First of all, educate yourself about the changes your body will go through and what can work to help you make those transitions easily. There are no guarantees, but studies show that building peak bone mass in your younger years by eating calcium-rich foods and exercising can help protect your bones from osteoporosis later in life. (Chapter 8 covers questions about osteoporosis.) So it’s never too soon to begin enjoying a low-fat, high-fiber diet and to incorporate the three kinds of exercise you need flexibility exercise, weight-bearing exercise, and aerobic exercise into your life. The exercise you choose should be varied enough to hold your interest and you should engage in it for a minimum of twenty to thirty minutes three times a week, once you are in shape. These matters and their effect upon you, your heart, and your bones are discussed in Chapter 13. Furthermore, if you smoke, quit! Smoking is harmful to all of your body’s systems. Some theories suggest that nicotine creates metabolic changes that may affect the ovary; others that cigarette smoke causes the liver to destroy estrogen. In either instance smoking’s effect on the ovaries can lead to an earlier menopause. It also may cause thinning of bone by decreasing estrogen production, which may block calcium absorption. Smoking also is a well-researched culprit in heart disease and certain forms of cancer. Finally, keep yourcaffeineconsumptiontoa minimum no more than two cups (or less) per day and alcohol intake to just one cocktail or one glass of wine or beer daily.

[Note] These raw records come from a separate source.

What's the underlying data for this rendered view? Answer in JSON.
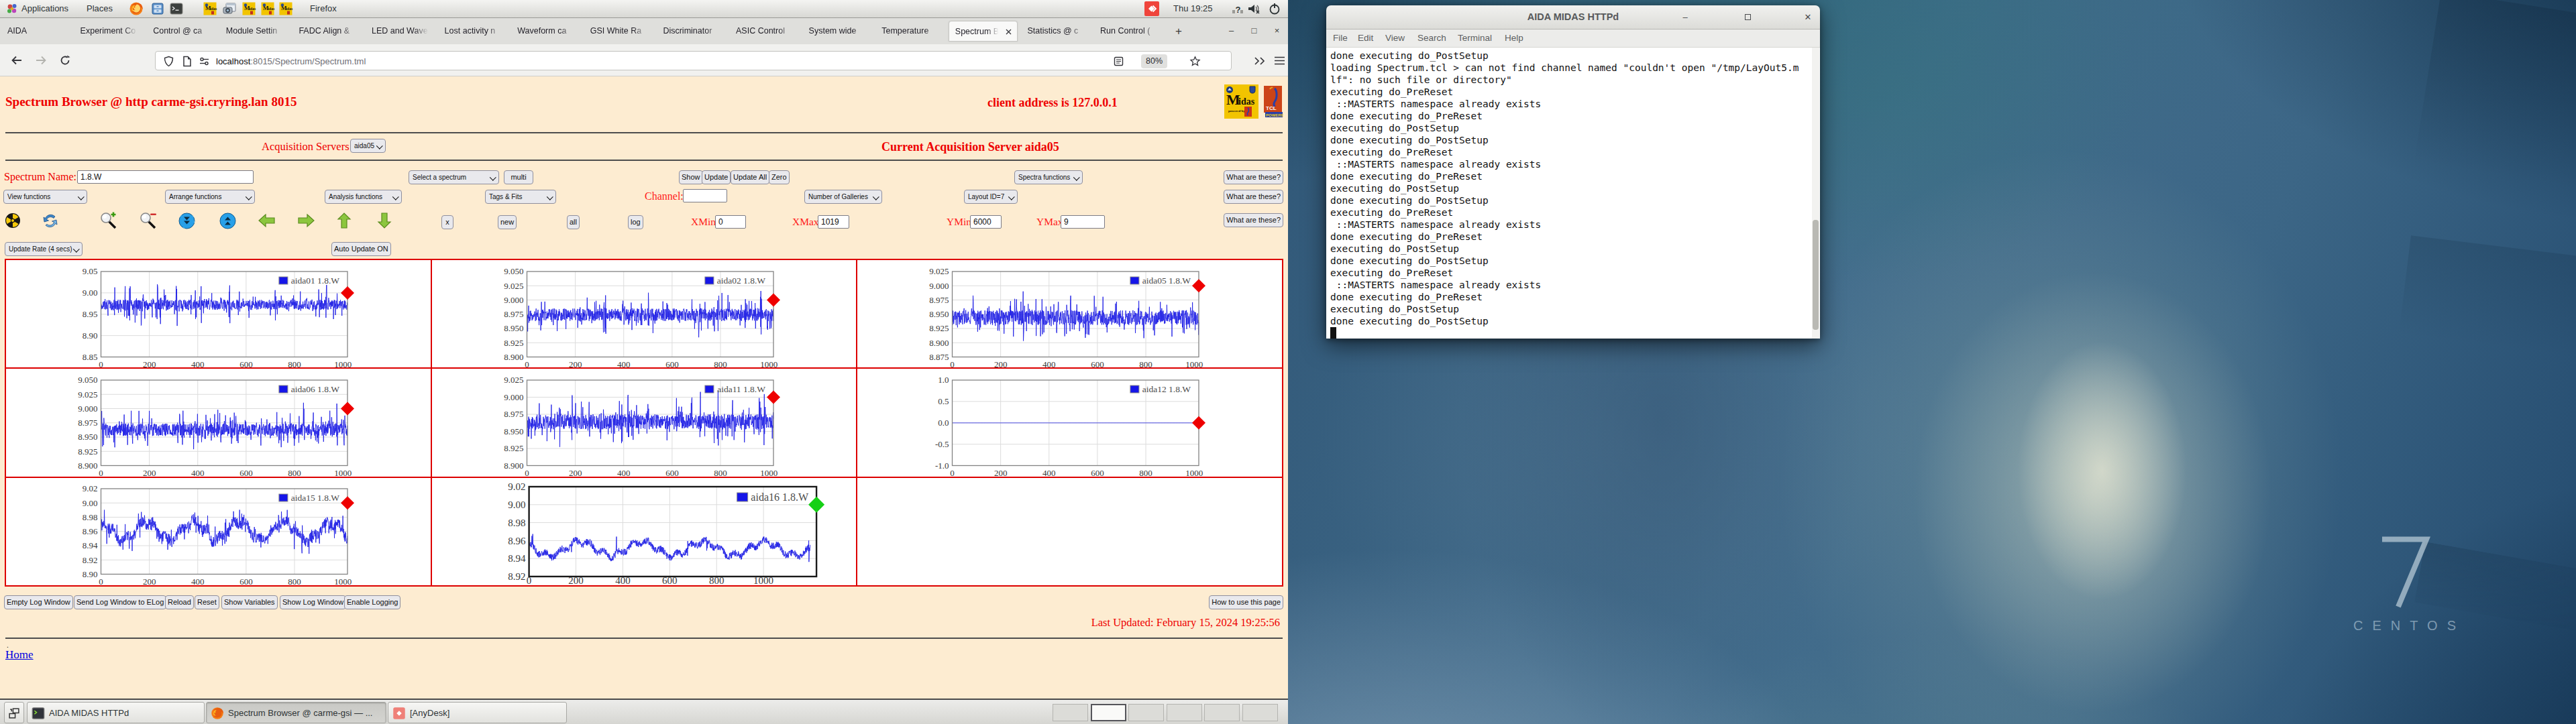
{
  "top_bar": {
    "applications_label": "Applications",
    "places_label": "Places",
    "focused_app_label": "Firefox",
    "clock": "Thu 19:25",
    "launcher_icons": [
      "firefox-icon",
      "file-manager-icon",
      "terminal-icon",
      "midas-icon",
      "screenshot-icon",
      "midas-icon",
      "midas-icon",
      "midas-icon"
    ],
    "tray_icons": [
      "anydesk-icon",
      "network-unknown-icon",
      "volume-muted-icon",
      "power-icon"
    ]
  },
  "firefox": {
    "tabs": [
      {
        "label": "AIDA"
      },
      {
        "label": "Experiment Co"
      },
      {
        "label": "Control @ ca"
      },
      {
        "label": "Module Settin"
      },
      {
        "label": "FADC Align &"
      },
      {
        "label": "LED and Wave"
      },
      {
        "label": "Lost activity n"
      },
      {
        "label": "Waveform ca"
      },
      {
        "label": "GSI White Ra"
      },
      {
        "label": "Discriminator"
      },
      {
        "label": "ASIC Control"
      },
      {
        "label": "System wide"
      },
      {
        "label": "Temperature"
      },
      {
        "label": "Spectrum B",
        "active": true,
        "close": "×"
      },
      {
        "label": "Statistics @ c"
      },
      {
        "label": "Run Control ("
      }
    ],
    "new_tab_button": "+",
    "window_controls": {
      "minimize": "–",
      "maximize": "□",
      "close": "×"
    },
    "url": {
      "host": "localhost",
      "rest": ":8015/Spectrum/Spectrum.tml"
    },
    "zoom_level": "80%"
  },
  "page": {
    "title": "Spectrum Browser @ http carme-gsi.cryring.lan 8015",
    "client_address": "client address is 127.0.0.1",
    "acquisition_servers_label": "Acquisition Servers",
    "acquisition_server_select": "aida05",
    "current_server_text": "Current Acquisition Server aida05",
    "spectrum_name_label": "Spectrum Name:",
    "spectrum_name_value": "1.8.W",
    "select_spectrum": "Select a spectrum",
    "multi_button": "multi",
    "show_button": "Show",
    "update_button": "Update",
    "update_all_button": "Update All",
    "zero_button": "Zero",
    "spectra_functions_select": "Spectra functions",
    "what_are_these_button": "What are these?",
    "view_functions_select": "View functions",
    "arrange_functions_select": "Arrange functions",
    "analysis_functions_select": "Analysis functions",
    "tags_fits_select": "Tags & Fits",
    "channel_label": "Channel:",
    "channel_value": "",
    "number_of_galleries_select": "Number of Galleries",
    "layout_id_select": "Layout ID=7",
    "x_button": "x",
    "new_button": "new",
    "all_button": "all",
    "log_button": "log",
    "xmin_label": "XMin",
    "xmin_value": "0",
    "xmax_label": "XMax",
    "xmax_value": "1019",
    "ymin_label": "YMin",
    "ymin_value": "6000",
    "ymax_label": "YMax",
    "ymax_value": "9",
    "update_rate_select": "Update Rate (4 secs)",
    "auto_update_button": "Auto Update ON",
    "icon_toolbar": [
      "radioactive-icon",
      "refresh-icon",
      "zoom-in-icon",
      "zoom-out-icon",
      "scroll-down-icon",
      "scroll-up-icon",
      "arrow-left-icon",
      "arrow-right-icon",
      "arrow-up-icon",
      "arrow-down-icon"
    ],
    "log_buttons": [
      "Empty Log Window",
      "Send Log Window to ELog",
      "Reload",
      "Reset",
      "Show Variables",
      "Show Log Window",
      "Enable Logging"
    ],
    "how_to_button": "How to use this page",
    "last_updated": "Last Updated: February 15, 2024 19:25:56",
    "footer_dot": ".",
    "home_link": "Home"
  },
  "taskbar": {
    "show_desktop_icon": "show-desktop-icon",
    "windows": [
      {
        "label": "AIDA MIDAS HTTPd",
        "icon": "terminal-icon",
        "active": false
      },
      {
        "label": "Spectrum Browser @ carme-gsi — ...",
        "icon": "firefox-icon",
        "active": true
      },
      {
        "label": "[AnyDesk]",
        "icon": "anydesk-icon",
        "active": false
      }
    ],
    "workspaces": 6,
    "active_workspace": 2
  },
  "terminal": {
    "title": "AIDA MIDAS HTTPd",
    "menus": [
      "File",
      "Edit",
      "View",
      "Search",
      "Terminal",
      "Help"
    ],
    "lines": [
      "done executing do_PostSetup",
      "loading Spectrum.tcl > can not find channel named \"couldn't open \"/tmp/LayOut5.m",
      "lf\": no such file or directory\"",
      "executing do_PreReset",
      " ::MASTERTS namespace already exists",
      "done executing do_PreReset",
      "executing do_PostSetup",
      "done executing do_PostSetup",
      "executing do_PreReset",
      " ::MASTERTS namespace already exists",
      "done executing do_PreReset",
      "executing do_PostSetup",
      "done executing do_PostSetup",
      "executing do_PreReset",
      " ::MASTERTS namespace already exists",
      "done executing do_PreReset",
      "executing do_PostSetup",
      "done executing do_PostSetup",
      "executing do_PreReset",
      " ::MASTERTS namespace already exists",
      "done executing do_PreReset",
      "executing do_PostSetup",
      "done executing do_PostSetup"
    ]
  },
  "wallpaper": {
    "watermark_number": "7",
    "watermark_word": "CENTOS"
  },
  "chart_data": [
    {
      "type": "line",
      "id": "aida01",
      "legend": "aida01 1.8.W",
      "row": 0,
      "col": 0,
      "ylim": [
        8.85,
        9.05
      ],
      "yticks": [
        "9.05",
        "9.00",
        "8.95",
        "8.90",
        "8.85"
      ],
      "xticks": [
        "0",
        "200",
        "400",
        "600",
        "800",
        "1000"
      ],
      "x_axis_max": 1019,
      "n_points": 1020,
      "baseline": 8.972,
      "noise": 0.012,
      "spike_prob": 0.02,
      "spike_amp": 0.045,
      "seed": 11,
      "marker": {
        "color": "#ee0000",
        "value": 9.0
      }
    },
    {
      "type": "line",
      "id": "aida02",
      "legend": "aida02 1.8.W",
      "row": 0,
      "col": 1,
      "ylim": [
        8.9,
        9.05
      ],
      "yticks": [
        "9.050",
        "9.025",
        "9.000",
        "8.975",
        "8.950",
        "8.925",
        "8.900"
      ],
      "xticks": [
        "0",
        "200",
        "400",
        "600",
        "800",
        "1000"
      ],
      "x_axis_max": 1019,
      "n_points": 1020,
      "baseline": 8.974,
      "noise": 0.011,
      "spike_prob": 0.015,
      "spike_amp": 0.035,
      "seed": 22,
      "marker": {
        "color": "#ee0000",
        "value": 9.0
      }
    },
    {
      "type": "line",
      "id": "aida05",
      "legend": "aida05 1.8.W",
      "row": 0,
      "col": 2,
      "ylim": [
        8.875,
        9.025
      ],
      "yticks": [
        "9.025",
        "9.000",
        "8.975",
        "8.950",
        "8.925",
        "8.900",
        "8.875"
      ],
      "xticks": [
        "0",
        "200",
        "400",
        "600",
        "800",
        "1000"
      ],
      "x_axis_max": 1019,
      "n_points": 1020,
      "baseline": 8.944,
      "noise": 0.013,
      "spike_prob": 0.01,
      "spike_amp": 0.04,
      "seed": 33,
      "marker": {
        "color": "#ee0000",
        "value": 9.0
      }
    },
    {
      "type": "line",
      "id": "aida06",
      "legend": "aida06 1.8.W",
      "row": 1,
      "col": 0,
      "ylim": [
        8.9,
        9.05
      ],
      "yticks": [
        "9.050",
        "9.025",
        "9.000",
        "8.975",
        "8.950",
        "8.925",
        "8.900"
      ],
      "xticks": [
        "0",
        "200",
        "400",
        "600",
        "800",
        "1000"
      ],
      "x_axis_max": 1019,
      "n_points": 1020,
      "baseline": 8.963,
      "noise": 0.011,
      "spike_prob": 0.016,
      "spike_amp": 0.035,
      "seed": 44,
      "marker": {
        "color": "#ee0000",
        "value": 9.0
      }
    },
    {
      "type": "line",
      "id": "aida11",
      "legend": "aida11 1.8.W",
      "row": 1,
      "col": 1,
      "ylim": [
        8.9,
        9.025
      ],
      "yticks": [
        "9.025",
        "9.000",
        "8.975",
        "8.950",
        "8.925",
        "8.900"
      ],
      "xticks": [
        "0",
        "200",
        "400",
        "600",
        "800",
        "1000"
      ],
      "x_axis_max": 1019,
      "n_points": 1020,
      "baseline": 8.964,
      "noise": 0.011,
      "spike_prob": 0.012,
      "spike_amp": 0.035,
      "seed": 55,
      "marker": {
        "color": "#ee0000",
        "value": 9.0
      }
    },
    {
      "type": "line",
      "id": "aida12",
      "legend": "aida12 1.8.W",
      "row": 1,
      "col": 2,
      "ylim": [
        -1.0,
        1.0
      ],
      "yticks": [
        "1.0",
        "0.5",
        "0.0",
        "-0.5",
        "-1.0"
      ],
      "xticks": [
        "0",
        "200",
        "400",
        "600",
        "800",
        "1000"
      ],
      "x_axis_max": 1019,
      "n_points": 1020,
      "baseline": 0.0,
      "noise": 0.0,
      "spike_prob": 0.0,
      "spike_amp": 0.0,
      "seed": 66,
      "marker": {
        "color": "#ee0000",
        "value": 0.0
      }
    },
    {
      "type": "line",
      "id": "aida15",
      "legend": "aida15 1.8.W",
      "row": 2,
      "col": 0,
      "ylim": [
        8.9,
        9.02
      ],
      "yticks": [
        "9.02",
        "9.00",
        "8.98",
        "8.96",
        "8.94",
        "8.92",
        "8.90"
      ],
      "xticks": [
        "0",
        "200",
        "400",
        "600",
        "800",
        "1000"
      ],
      "x_axis_max": 1019,
      "n_points": 1020,
      "baseline": 8.9605,
      "noise": 0.0075,
      "spike_prob": 0.004,
      "spike_amp": 0.025,
      "seed": 77,
      "wave": [
        {
          "amp": 0.0125,
          "period": 190,
          "phase": 1.6
        },
        {
          "amp": 0.004,
          "period": 55,
          "phase": 2.0
        }
      ],
      "marker": {
        "color": "#ee0000",
        "value": 9.0
      }
    },
    {
      "type": "line",
      "id": "aida16",
      "legend": "aida16 1.8.W",
      "row": 2,
      "col": 1,
      "big": true,
      "ylim": [
        8.92,
        9.02
      ],
      "yticks": [
        "9.02",
        "9.00",
        "8.98",
        "8.96",
        "8.94",
        "8.92"
      ],
      "xticks": [
        "0",
        "200",
        "400",
        "600",
        "800",
        "1000"
      ],
      "x_axis_max": 1226,
      "n_points": 1200,
      "baseline": 8.951,
      "noise": 0.0038,
      "spike_prob": 0.003,
      "spike_amp": 0.016,
      "seed": 88,
      "excursion": false,
      "wave": [
        {
          "amp": 0.0075,
          "period": 262,
          "phase": 2.6
        },
        {
          "amp": 0.0028,
          "period": 62,
          "phase": 0.6
        }
      ],
      "marker": {
        "color": "#16d016",
        "value": 9.0
      }
    }
  ]
}
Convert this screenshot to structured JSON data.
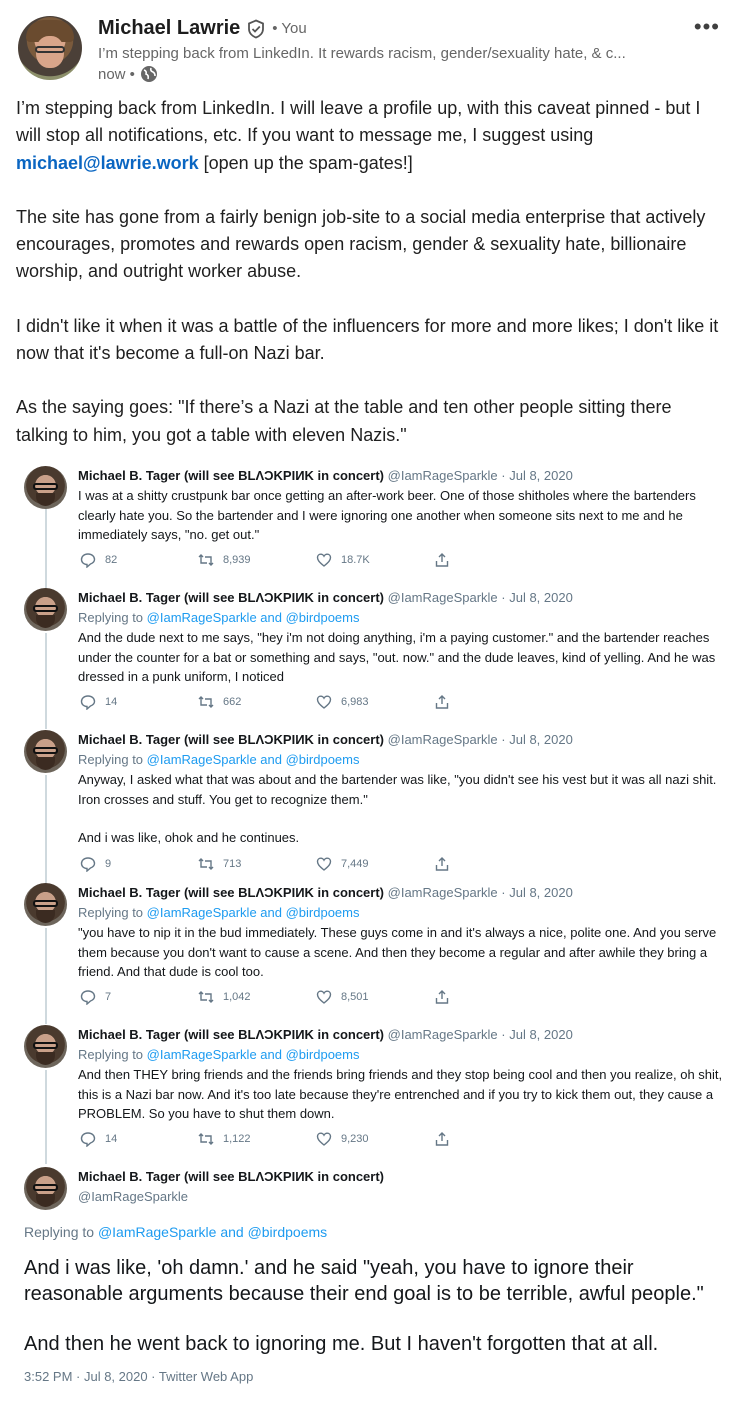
{
  "post": {
    "author": "Michael Lawrie",
    "you_label": "• You",
    "headline": "I’m stepping back from LinkedIn. It rewards racism, gender/sexuality hate, & c...",
    "time": "now •",
    "paragraphs": {
      "p1_before": "I’m stepping back from LinkedIn. I will leave a profile up, with this caveat pinned - but I will stop all notifications, etc. If you want to message me, I suggest using ",
      "p1_email": "michael@lawrie.work",
      "p1_after": " [open up the spam-gates!]",
      "p2": "The site has gone from a fairly benign job-site to a social media enterprise that actively encourages, promotes and rewards open racism, gender & sexuality hate, billionaire worship, and outright worker abuse.",
      "p3": "I didn't like it when it was a battle of the influencers for more and more likes; I don't like it now that it's become a full-on Nazi bar.",
      "p4": "As the saying goes: \"If there’s a Nazi at the table and ten other people sitting there talking to him, you got a table with eleven Nazis.\""
    }
  },
  "tweets": [
    {
      "name": "Michael B. Tager (will see BLΛƆKPIИK in concert)",
      "meta": "@IamRageSparkle · Jul 8, 2020",
      "reply_prefix": "",
      "reply_mentions": "",
      "text": [
        "I was at a shitty crustpunk bar once getting an after-work beer. One of those shitholes where the bartenders clearly hate you. So the bartender and I were ignoring one another when someone sits next to me and he immediately says, \"no. get out.\""
      ],
      "replies": "82",
      "retweets": "8,939",
      "likes": "18.7K"
    },
    {
      "name": "Michael B. Tager (will see BLΛƆKPIИK in concert)",
      "meta": "@IamRageSparkle · Jul 8, 2020",
      "reply_prefix": "Replying to ",
      "reply_mentions": "@IamRageSparkle and @birdpoems",
      "text": [
        "And the dude next to me says, \"hey i'm not doing anything, i'm a paying customer.\" and the bartender reaches under the counter for a bat or something and says, \"out. now.\" and the dude leaves, kind of yelling. And he was dressed in a punk uniform, I noticed"
      ],
      "replies": "14",
      "retweets": "662",
      "likes": "6,983"
    },
    {
      "name": "Michael B. Tager (will see BLΛƆKPIИK in concert)",
      "meta": "@IamRageSparkle · Jul 8, 2020",
      "reply_prefix": "Replying to ",
      "reply_mentions": "@IamRageSparkle and @birdpoems",
      "text": [
        "Anyway, I asked what that was about and the bartender was like, \"you didn't see his vest but it was all nazi shit. Iron crosses and stuff. You get to recognize them.\"",
        "And i was like, ohok and he continues."
      ],
      "replies": "9",
      "retweets": "713",
      "likes": "7,449"
    },
    {
      "name": "Michael B. Tager (will see BLΛƆKPIИK in concert)",
      "meta": "@IamRageSparkle · Jul 8, 2020",
      "reply_prefix": "Replying to ",
      "reply_mentions": "@IamRageSparkle and @birdpoems",
      "text": [
        "\"you have to nip it in the bud immediately. These guys come in and it's always a nice, polite one. And you serve them because you don't want to cause a scene. And then they become a regular and after awhile they bring a friend. And that dude is cool too."
      ],
      "replies": "7",
      "retweets": "1,042",
      "likes": "8,501"
    },
    {
      "name": "Michael B. Tager (will see BLΛƆKPIИK in concert)",
      "meta": "@IamRageSparkle · Jul 8, 2020",
      "reply_prefix": "Replying to ",
      "reply_mentions": "@IamRageSparkle and @birdpoems",
      "text": [
        "And then THEY bring friends and the friends bring friends and they stop being cool and then you realize, oh shit, this is a Nazi bar now. And it's too late because they're entrenched and if you try to kick them out, they cause a PROBLEM. So you have to shut them down."
      ],
      "replies": "14",
      "retweets": "1,122",
      "likes": "9,230"
    }
  ],
  "last_tweet": {
    "name": "Michael B. Tager (will see BLΛƆKPIИK in concert)",
    "handle": "@IamRageSparkle",
    "reply_prefix": "Replying to ",
    "reply_mentions": "@IamRageSparkle and @birdpoems",
    "text1": "And i was like, 'oh damn.' and he said \"yeah, you have to ignore their reasonable arguments because their end goal is to be terrible, awful people.\"",
    "text2": "And then he went back to ignoring me. But I haven't forgotten that at all.",
    "footer": "3:52 PM · Jul 8, 2020 · Twitter Web App"
  },
  "colors": {
    "link": "#0a66c2",
    "twitter_blue": "#1d9bf0",
    "muted": "#657786"
  }
}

Another good idea would be to discuss menopause with your mother and your grandmother, if they are still living. Find out how menopause affected them, how early its onset was, and what they did, if anything, to offset their symptoms.